Manufacture date: 1890s onward

Vessels: Tableware, teaware and tiles

Decalcomania is a decorative technique in which intricate enameled images were transferred to pottery vessels. The first experimentation with decals occurred in 1830s Europe but it wasn’t until the 1870s that manufacturers in France made significant improvements to the technology leading to its perfection at the close of the nineteenth century.  The term decalcomania means the love or craze of decals and it remained the most common decoration well into the 1950s.

The decals were created by etching lithographic stone plates with the desired pattern. Varnish would be applied to the stone and transferred to decal paper. Before it dried, the paper would be dusted with powdered enamel colour or metals. As it dried the decal paper would be over printed from another etched stone plate with different colours then added to the paper.  Different etched stone would be used to make a multi-coloured design.

After completely dry, the paper would be moistened with turpentine and oil then placed enamel side down. The potter would then rub the reverse side of the paper and the design would be transferred to the ceramic vessel.

This process would create an accurate and colourful reproduction of logos, drawings, and paintings.

North American made ceramics rarely used decals until around 1900. Prior to this, decal decoration was primarily found on imported European porcelains.


Jefferson Pattern Park and Museum, Diagnostic Artifacts of Maryland 2002:

Caron, Francois and Sylvie Strevey. 2012. Decals 101.

Henry, Susan L. 1987. Factors Influencing Consumer Behavior in Turn-of-the-Century Phoenix, Arizona. In consumer Choice in Historical Archaeology, ed. Suzanne M. Spencer-Wood. Plenum Press, New York, pp.359-381.

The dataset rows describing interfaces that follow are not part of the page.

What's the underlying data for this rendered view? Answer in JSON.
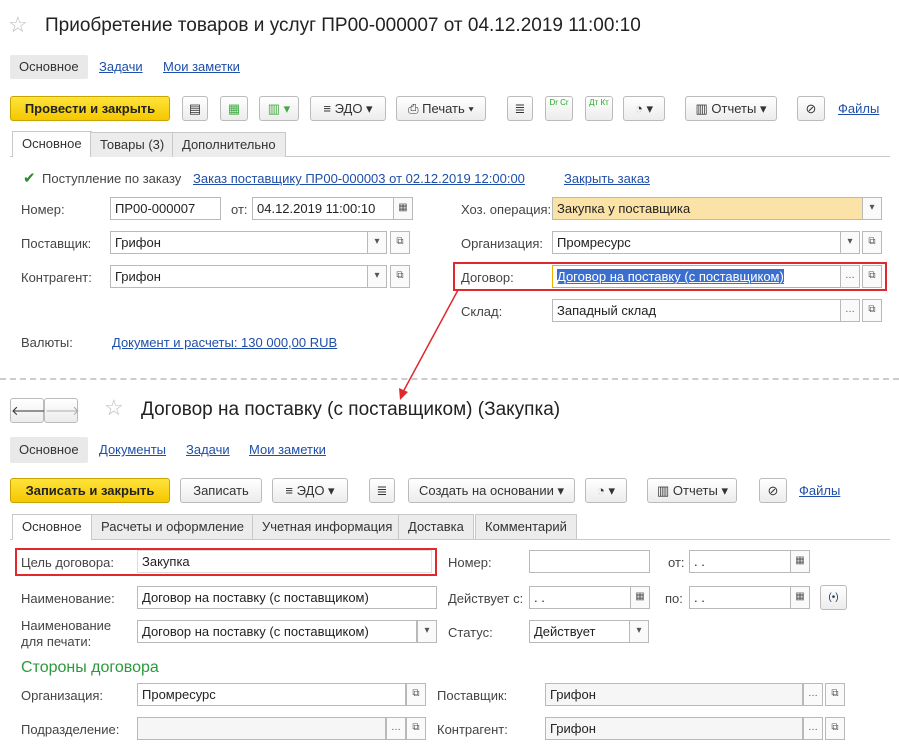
{
  "doc1": {
    "title": "Приобретение товаров и услуг ПР00-000007 от 04.12.2019 11:00:10",
    "nav": [
      "Основное",
      "Задачи",
      "Мои заметки"
    ],
    "toolbar": {
      "post_close": "Провести и закрыть",
      "edo": "ЭДО",
      "print": "Печать",
      "reports": "Отчеты",
      "files": "Файлы",
      "dtkt": "Дт Кт",
      "drcr": "Dr Cr"
    },
    "tabs": [
      "Основное",
      "Товары (3)",
      "Дополнительно"
    ],
    "by_order_label": "Поступление по заказу",
    "order_link": "Заказ поставщику ПР00-000003 от 02.12.2019 12:00:00",
    "close_order": "Закрыть заказ",
    "number_label": "Номер:",
    "number": "ПР00-000007",
    "from_label": "от:",
    "date": "04.12.2019 11:00:10",
    "supplier_label": "Поставщик:",
    "supplier": "Грифон",
    "counterparty_label": "Контрагент:",
    "counterparty": "Грифон",
    "currency_label": "Валюты:",
    "currency_link": "Документ и расчеты: 130 000,00 RUB",
    "operation_label": "Хоз. операция:",
    "operation": "Закупка у поставщика",
    "org_label": "Организация:",
    "org": "Промресурс",
    "contract_label": "Договор:",
    "contract": "Договор на поставку (с поставщиком)",
    "warehouse_label": "Склад:",
    "warehouse": "Западный склад"
  },
  "doc2": {
    "title": "Договор на поставку (с поставщиком) (Закупка)",
    "nav": [
      "Основное",
      "Документы",
      "Задачи",
      "Мои заметки"
    ],
    "toolbar": {
      "save_close": "Записать и закрыть",
      "save": "Записать",
      "edo": "ЭДО",
      "create_based": "Создать на основании",
      "reports": "Отчеты",
      "files": "Файлы"
    },
    "tabs": [
      "Основное",
      "Расчеты и оформление",
      "Учетная информация",
      "Доставка",
      "Комментарий"
    ],
    "purpose_label": "Цель договора:",
    "purpose": "Закупка",
    "number_label": "Номер:",
    "from_label": "от:",
    "empty_date": " .  .",
    "name_label": "Наименование:",
    "name": "Договор на поставку (с поставщиком)",
    "valid_from_label": "Действует с:",
    "to_label": "по:",
    "print_name_label": "Наименование\nдля печати:",
    "print_name": "Договор на поставку (с поставщиком)",
    "status_label": "Статус:",
    "status": "Действует",
    "parties_header": "Стороны договора",
    "org_label": "Организация:",
    "org": "Промресурс",
    "supplier_label": "Поставщик:",
    "supplier": "Грифон",
    "division_label": "Подразделение:",
    "counterparty_label": "Контрагент:",
    "counterparty": "Грифон"
  }
}
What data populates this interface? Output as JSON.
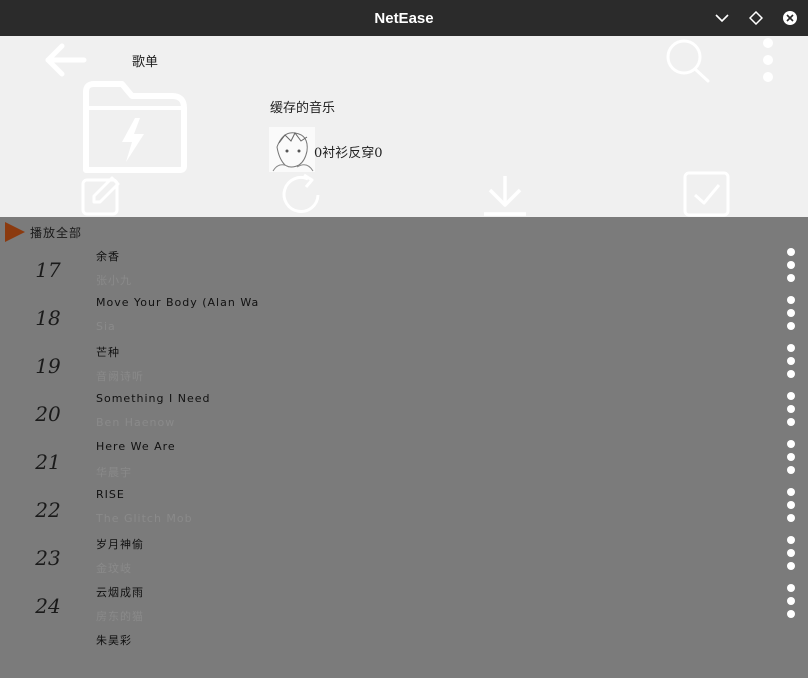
{
  "window": {
    "title": "NetEase"
  },
  "header": {
    "section_label": "歌单",
    "playlist_name": "缓存的音乐",
    "creator_name": "0衬衫反穿0"
  },
  "list": {
    "play_all_label": "播放全部",
    "songs": [
      {
        "index": "17",
        "title": "余香",
        "artist": "张小九"
      },
      {
        "index": "18",
        "title": "Move Your Body (Alan Wa",
        "artist": "Sia"
      },
      {
        "index": "19",
        "title": "芒种",
        "artist": "音阙诗听"
      },
      {
        "index": "20",
        "title": "Something I Need",
        "artist": "Ben Haenow"
      },
      {
        "index": "21",
        "title": "Here We Are",
        "artist": "华晨宇"
      },
      {
        "index": "22",
        "title": "RISE",
        "artist": "The Glitch Mob"
      },
      {
        "index": "23",
        "title": "岁月神偷",
        "artist": "金玟岐"
      },
      {
        "index": "24",
        "title": "云烟成雨",
        "artist": "房东的猫"
      },
      {
        "index": "",
        "title": "朱昊彩",
        "artist": ""
      }
    ]
  },
  "colors": {
    "titlebar": "#2b2b2b",
    "header_bg": "#f0f0f0",
    "list_bg": "#7b7b7b",
    "play_icon": "#8b3a0f"
  }
}
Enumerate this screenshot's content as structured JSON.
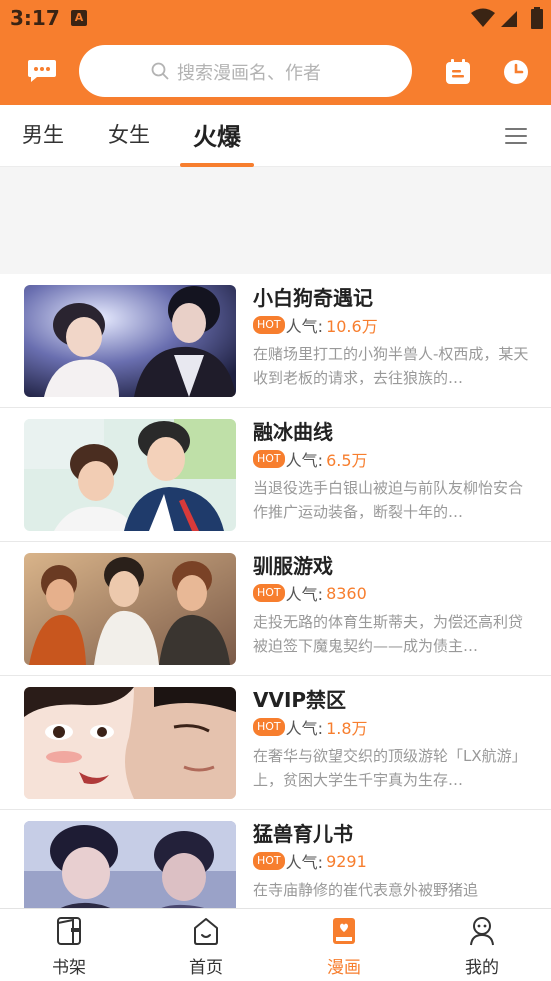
{
  "status_bar": {
    "time": "3:17",
    "notification_glyph": "A"
  },
  "header": {
    "search_placeholder": "搜索漫画名、作者",
    "left_icon": "message-icon",
    "right_icons": [
      "calendar-icon",
      "history-clock-icon"
    ]
  },
  "tabs": {
    "items": [
      {
        "label": "男生"
      },
      {
        "label": "女生"
      },
      {
        "label": "火爆"
      }
    ],
    "active_index": 2
  },
  "comics": [
    {
      "title": "小白狗奇遇记",
      "badge": "HOT",
      "popularity_label": "人气:",
      "popularity": "10.6万",
      "description": "在赌场里打工的小狗半兽人-权西成，某天收到老板的请求，去往狼族的…"
    },
    {
      "title": "融冰曲线",
      "badge": "HOT",
      "popularity_label": "人气:",
      "popularity": "6.5万",
      "description": "当退役选手白银山被迫与前队友柳怡安合作推广运动装备，断裂十年的…"
    },
    {
      "title": "驯服游戏",
      "badge": "HOT",
      "popularity_label": "人气:",
      "popularity": "8360",
      "description": "走投无路的体育生斯蒂夫，为偿还高利贷被迫签下魔鬼契约——成为债主…"
    },
    {
      "title": "VVIP禁区",
      "badge": "HOT",
      "popularity_label": "人气:",
      "popularity": "1.8万",
      "description": "在奢华与欲望交织的顶级游轮「LX航游」上，贫困大学生千宇真为生存…"
    },
    {
      "title": "猛兽育儿书",
      "badge": "HOT",
      "popularity_label": "人气:",
      "popularity": "9291",
      "description": "在寺庙静修的崔代表意外被野猪追"
    }
  ],
  "bottom_nav": {
    "items": [
      {
        "label": "书架",
        "icon": "bookshelf-icon"
      },
      {
        "label": "首页",
        "icon": "home-icon"
      },
      {
        "label": "漫画",
        "icon": "comic-book-icon"
      },
      {
        "label": "我的",
        "icon": "profile-icon"
      }
    ],
    "active_index": 2
  },
  "colors": {
    "accent": "#f77e2e",
    "text_dark": "#222222",
    "text_muted": "#999999"
  }
}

Majewski Teresita and Micheal J. O’Brien. 1987. The use and Misuse of Nineteenth Century English and American Ceramics in Archaeological Analysis. Advances in Archaeological Method and Theory, Vol 11. Academic Press, NY, pp98-209.